• **Directions**
From the first line to the last, copy the data below word for word.

[Items from a data source]
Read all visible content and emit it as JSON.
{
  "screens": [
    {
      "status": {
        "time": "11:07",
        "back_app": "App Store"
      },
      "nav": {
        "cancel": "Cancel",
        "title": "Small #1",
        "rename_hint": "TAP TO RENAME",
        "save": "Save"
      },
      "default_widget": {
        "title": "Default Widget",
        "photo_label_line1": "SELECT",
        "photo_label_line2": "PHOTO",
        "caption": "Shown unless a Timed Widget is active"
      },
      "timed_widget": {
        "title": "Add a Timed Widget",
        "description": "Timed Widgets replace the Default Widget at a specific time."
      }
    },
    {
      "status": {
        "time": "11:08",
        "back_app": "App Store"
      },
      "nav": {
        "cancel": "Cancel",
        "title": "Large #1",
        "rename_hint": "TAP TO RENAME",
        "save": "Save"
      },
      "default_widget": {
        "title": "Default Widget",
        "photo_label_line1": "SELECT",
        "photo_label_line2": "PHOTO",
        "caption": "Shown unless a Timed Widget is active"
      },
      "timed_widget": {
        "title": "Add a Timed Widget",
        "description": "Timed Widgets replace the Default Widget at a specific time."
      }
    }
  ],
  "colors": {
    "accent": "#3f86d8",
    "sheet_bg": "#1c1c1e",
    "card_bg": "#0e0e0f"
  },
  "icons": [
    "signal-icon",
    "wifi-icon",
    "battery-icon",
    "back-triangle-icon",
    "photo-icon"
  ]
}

• **Reply to the task**
Read all visible content and emit it as JSON.
{
  "screens": [
    {
      "status": {
        "time": "11:07",
        "back_app": "App Store"
      },
      "nav": {
        "cancel": "Cancel",
        "title": "Small #1",
        "rename_hint": "TAP TO RENAME",
        "save": "Save"
      },
      "default_widget": {
        "title": "Default Widget",
        "photo_label_line1": "SELECT",
        "photo_label_line2": "PHOTO",
        "caption": "Shown unless a Timed Widget is active"
      },
      "timed_widget": {
        "title": "Add a Timed Widget",
        "description": "Timed Widgets replace the Default Widget at a specific time."
      }
    },
    {
      "status": {
        "time": "11:08",
        "back_app": "App Store"
      },
      "nav": {
        "cancel": "Cancel",
        "title": "Large #1",
        "rename_hint": "TAP TO RENAME",
        "save": "Save"
      },
      "default_widget": {
        "title": "Default Widget",
        "photo_label_line1": "SELECT",
        "photo_label_line2": "PHOTO",
        "caption": "Shown unless a Timed Widget is active"
      },
      "timed_widget": {
        "title": "Add a Timed Widget",
        "description": "Timed Widgets replace the Default Widget at a specific time."
      }
    }
  ],
  "colors": {
    "accent": "#3f86d8",
    "sheet_bg": "#1c1c1e",
    "card_bg": "#0e0e0f"
  },
  "icons": [
    "signal-icon",
    "wifi-icon",
    "battery-icon",
    "back-triangle-icon",
    "photo-icon"
  ]
}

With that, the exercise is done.